Dataset entries ▸
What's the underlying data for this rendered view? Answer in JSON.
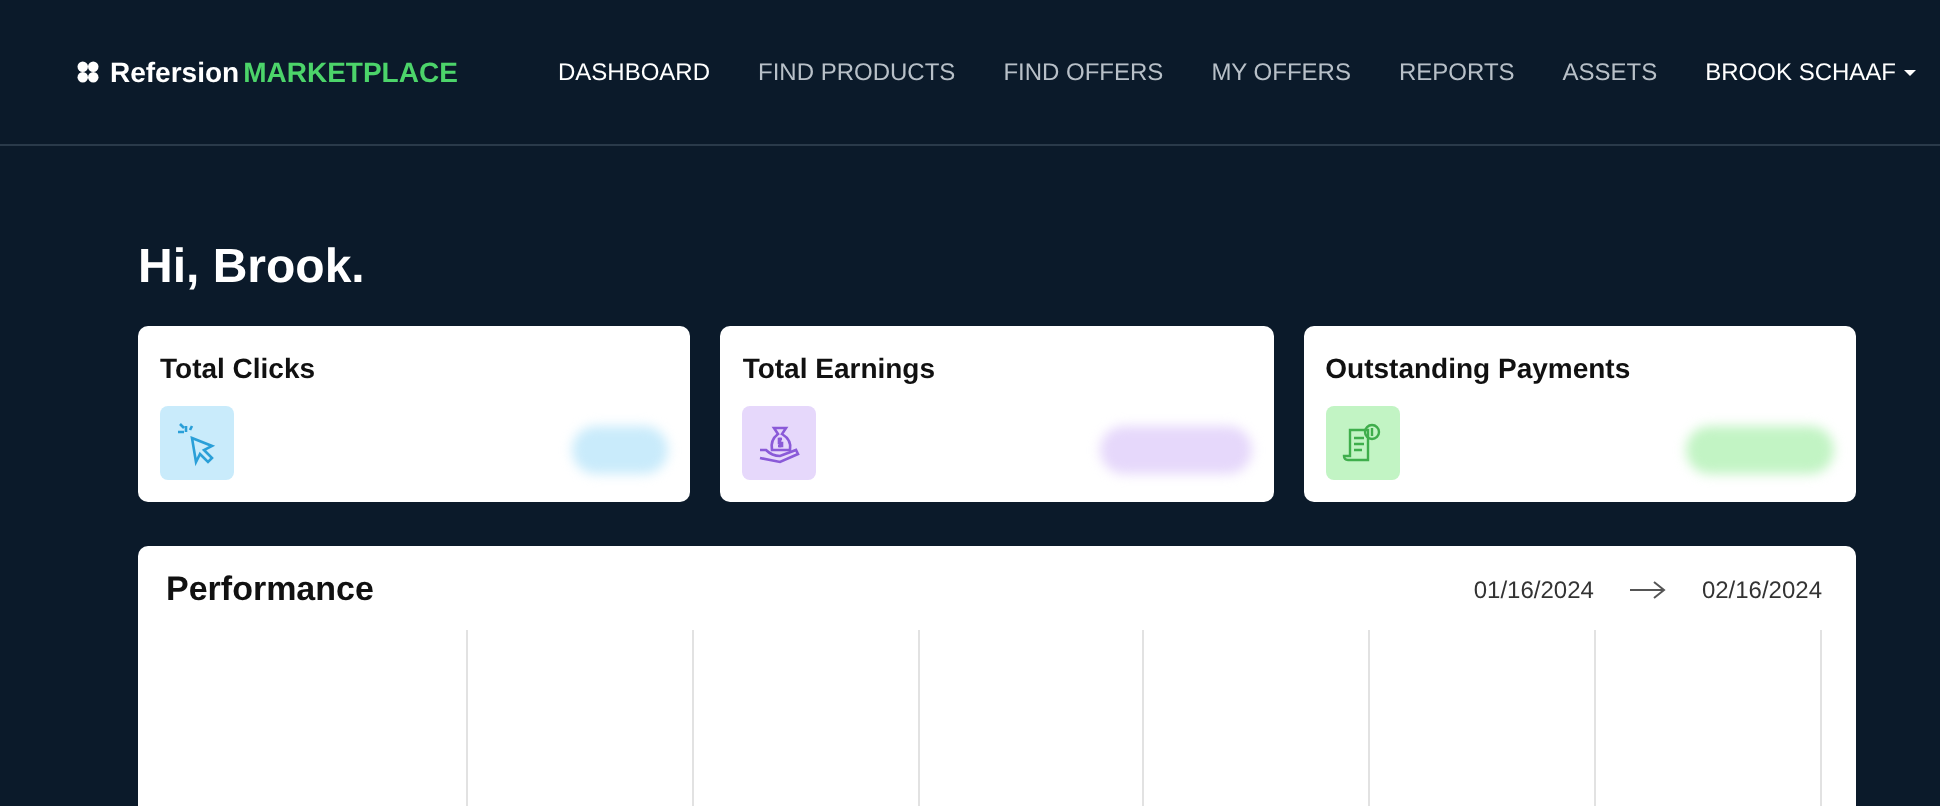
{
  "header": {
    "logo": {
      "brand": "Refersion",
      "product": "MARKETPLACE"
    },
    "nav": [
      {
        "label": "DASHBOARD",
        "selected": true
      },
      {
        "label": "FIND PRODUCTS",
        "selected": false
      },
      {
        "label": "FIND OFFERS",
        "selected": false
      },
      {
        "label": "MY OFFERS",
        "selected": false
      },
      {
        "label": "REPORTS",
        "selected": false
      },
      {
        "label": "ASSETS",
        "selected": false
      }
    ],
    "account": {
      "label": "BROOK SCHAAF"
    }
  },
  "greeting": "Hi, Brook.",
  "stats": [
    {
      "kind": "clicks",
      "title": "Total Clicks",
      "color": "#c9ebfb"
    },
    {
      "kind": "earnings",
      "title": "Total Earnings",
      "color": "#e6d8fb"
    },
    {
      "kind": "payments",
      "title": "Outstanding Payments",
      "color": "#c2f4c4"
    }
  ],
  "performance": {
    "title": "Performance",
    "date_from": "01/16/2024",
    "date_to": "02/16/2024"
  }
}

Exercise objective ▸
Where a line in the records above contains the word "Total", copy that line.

Response for this exercise ▸
      "title": "Total Clicks",
      "title": "Total Earnings",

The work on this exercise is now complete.